The material below must be output exactly, line for line.
----------
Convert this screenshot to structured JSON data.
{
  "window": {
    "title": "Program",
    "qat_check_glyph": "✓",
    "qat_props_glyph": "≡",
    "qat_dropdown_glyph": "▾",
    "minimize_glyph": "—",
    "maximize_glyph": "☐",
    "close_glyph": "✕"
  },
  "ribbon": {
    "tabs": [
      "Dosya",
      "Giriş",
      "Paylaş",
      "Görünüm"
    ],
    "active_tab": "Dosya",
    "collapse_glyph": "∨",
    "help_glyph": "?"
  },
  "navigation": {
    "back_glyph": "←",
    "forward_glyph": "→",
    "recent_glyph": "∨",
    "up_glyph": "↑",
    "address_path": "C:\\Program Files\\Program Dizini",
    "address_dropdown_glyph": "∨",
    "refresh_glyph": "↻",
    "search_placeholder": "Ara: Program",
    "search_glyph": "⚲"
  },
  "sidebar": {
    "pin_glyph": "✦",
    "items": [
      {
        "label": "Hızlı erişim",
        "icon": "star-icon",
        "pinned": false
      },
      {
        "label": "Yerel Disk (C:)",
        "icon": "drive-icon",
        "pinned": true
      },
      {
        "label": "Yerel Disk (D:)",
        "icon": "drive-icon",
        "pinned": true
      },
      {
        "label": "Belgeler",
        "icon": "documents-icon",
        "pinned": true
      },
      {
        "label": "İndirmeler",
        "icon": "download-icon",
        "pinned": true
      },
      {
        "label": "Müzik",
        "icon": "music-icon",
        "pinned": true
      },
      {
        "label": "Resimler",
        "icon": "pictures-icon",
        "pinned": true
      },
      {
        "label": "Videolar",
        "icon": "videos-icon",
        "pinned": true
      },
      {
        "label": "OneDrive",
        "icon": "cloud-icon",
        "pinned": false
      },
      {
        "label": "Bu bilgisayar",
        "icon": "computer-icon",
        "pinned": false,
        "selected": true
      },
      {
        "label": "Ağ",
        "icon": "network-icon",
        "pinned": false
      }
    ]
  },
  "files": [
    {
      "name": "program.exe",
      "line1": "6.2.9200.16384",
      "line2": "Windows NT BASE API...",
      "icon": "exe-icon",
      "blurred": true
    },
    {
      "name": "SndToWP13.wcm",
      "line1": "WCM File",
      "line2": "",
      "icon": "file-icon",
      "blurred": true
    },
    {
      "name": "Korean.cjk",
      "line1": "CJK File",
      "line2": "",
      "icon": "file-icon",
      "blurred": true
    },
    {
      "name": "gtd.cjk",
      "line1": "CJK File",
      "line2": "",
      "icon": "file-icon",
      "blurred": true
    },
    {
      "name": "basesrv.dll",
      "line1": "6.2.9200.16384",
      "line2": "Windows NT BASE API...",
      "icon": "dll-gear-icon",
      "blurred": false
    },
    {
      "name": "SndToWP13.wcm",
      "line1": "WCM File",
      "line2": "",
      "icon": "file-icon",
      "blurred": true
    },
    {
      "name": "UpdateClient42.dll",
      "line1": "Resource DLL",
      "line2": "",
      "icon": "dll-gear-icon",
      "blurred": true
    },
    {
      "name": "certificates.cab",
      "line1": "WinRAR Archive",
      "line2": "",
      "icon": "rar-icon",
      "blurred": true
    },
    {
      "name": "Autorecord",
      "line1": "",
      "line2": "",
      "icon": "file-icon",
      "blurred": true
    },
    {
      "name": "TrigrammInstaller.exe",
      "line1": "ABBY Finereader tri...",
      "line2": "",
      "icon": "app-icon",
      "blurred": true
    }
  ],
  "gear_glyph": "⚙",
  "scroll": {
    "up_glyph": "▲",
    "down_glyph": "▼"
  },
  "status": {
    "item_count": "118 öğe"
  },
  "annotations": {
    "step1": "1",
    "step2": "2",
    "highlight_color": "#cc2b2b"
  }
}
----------
■ **RESPONSE TO THIS EXERCISE**:
Convert this screenshot to structured JSON data.
{
  "window": {
    "title": "Program",
    "qat_check_glyph": "✓",
    "qat_props_glyph": "≡",
    "qat_dropdown_glyph": "▾",
    "minimize_glyph": "—",
    "maximize_glyph": "☐",
    "close_glyph": "✕"
  },
  "ribbon": {
    "tabs": [
      "Dosya",
      "Giriş",
      "Paylaş",
      "Görünüm"
    ],
    "active_tab": "Dosya",
    "collapse_glyph": "∨",
    "help_glyph": "?"
  },
  "navigation": {
    "back_glyph": "←",
    "forward_glyph": "→",
    "recent_glyph": "∨",
    "up_glyph": "↑",
    "address_path": "C:\\Program Files\\Program Dizini",
    "address_dropdown_glyph": "∨",
    "refresh_glyph": "↻",
    "search_placeholder": "Ara: Program",
    "search_glyph": "⚲"
  },
  "sidebar": {
    "pin_glyph": "✦",
    "items": [
      {
        "label": "Hızlı erişim",
        "icon": "star-icon",
        "pinned": false
      },
      {
        "label": "Yerel Disk (C:)",
        "icon": "drive-icon",
        "pinned": true
      },
      {
        "label": "Yerel Disk (D:)",
        "icon": "drive-icon",
        "pinned": true
      },
      {
        "label": "Belgeler",
        "icon": "documents-icon",
        "pinned": true
      },
      {
        "label": "İndirmeler",
        "icon": "download-icon",
        "pinned": true
      },
      {
        "label": "Müzik",
        "icon": "music-icon",
        "pinned": true
      },
      {
        "label": "Resimler",
        "icon": "pictures-icon",
        "pinned": true
      },
      {
        "label": "Videolar",
        "icon": "videos-icon",
        "pinned": true
      },
      {
        "label": "OneDrive",
        "icon": "cloud-icon",
        "pinned": false
      },
      {
        "label": "Bu bilgisayar",
        "icon": "computer-icon",
        "pinned": false,
        "selected": true
      },
      {
        "label": "Ağ",
        "icon": "network-icon",
        "pinned": false
      }
    ]
  },
  "files": [
    {
      "name": "program.exe",
      "line1": "6.2.9200.16384",
      "line2": "Windows NT BASE API...",
      "icon": "exe-icon",
      "blurred": true
    },
    {
      "name": "SndToWP13.wcm",
      "line1": "WCM File",
      "line2": "",
      "icon": "file-icon",
      "blurred": true
    },
    {
      "name": "Korean.cjk",
      "line1": "CJK File",
      "line2": "",
      "icon": "file-icon",
      "blurred": true
    },
    {
      "name": "gtd.cjk",
      "line1": "CJK File",
      "line2": "",
      "icon": "file-icon",
      "blurred": true
    },
    {
      "name": "basesrv.dll",
      "line1": "6.2.9200.16384",
      "line2": "Windows NT BASE API...",
      "icon": "dll-gear-icon",
      "blurred": false
    },
    {
      "name": "SndToWP13.wcm",
      "line1": "WCM File",
      "line2": "",
      "icon": "file-icon",
      "blurred": true
    },
    {
      "name": "UpdateClient42.dll",
      "line1": "Resource DLL",
      "line2": "",
      "icon": "dll-gear-icon",
      "blurred": true
    },
    {
      "name": "certificates.cab",
      "line1": "WinRAR Archive",
      "line2": "",
      "icon": "rar-icon",
      "blurred": true
    },
    {
      "name": "Autorecord",
      "line1": "",
      "line2": "",
      "icon": "file-icon",
      "blurred": true
    },
    {
      "name": "TrigrammInstaller.exe",
      "line1": "ABBY Finereader tri...",
      "line2": "",
      "icon": "app-icon",
      "blurred": true
    }
  ],
  "gear_glyph": "⚙",
  "scroll": {
    "up_glyph": "▲",
    "down_glyph": "▼"
  },
  "status": {
    "item_count": "118 öğe"
  },
  "annotations": {
    "step1": "1",
    "step2": "2",
    "highlight_color": "#cc2b2b"
  }
}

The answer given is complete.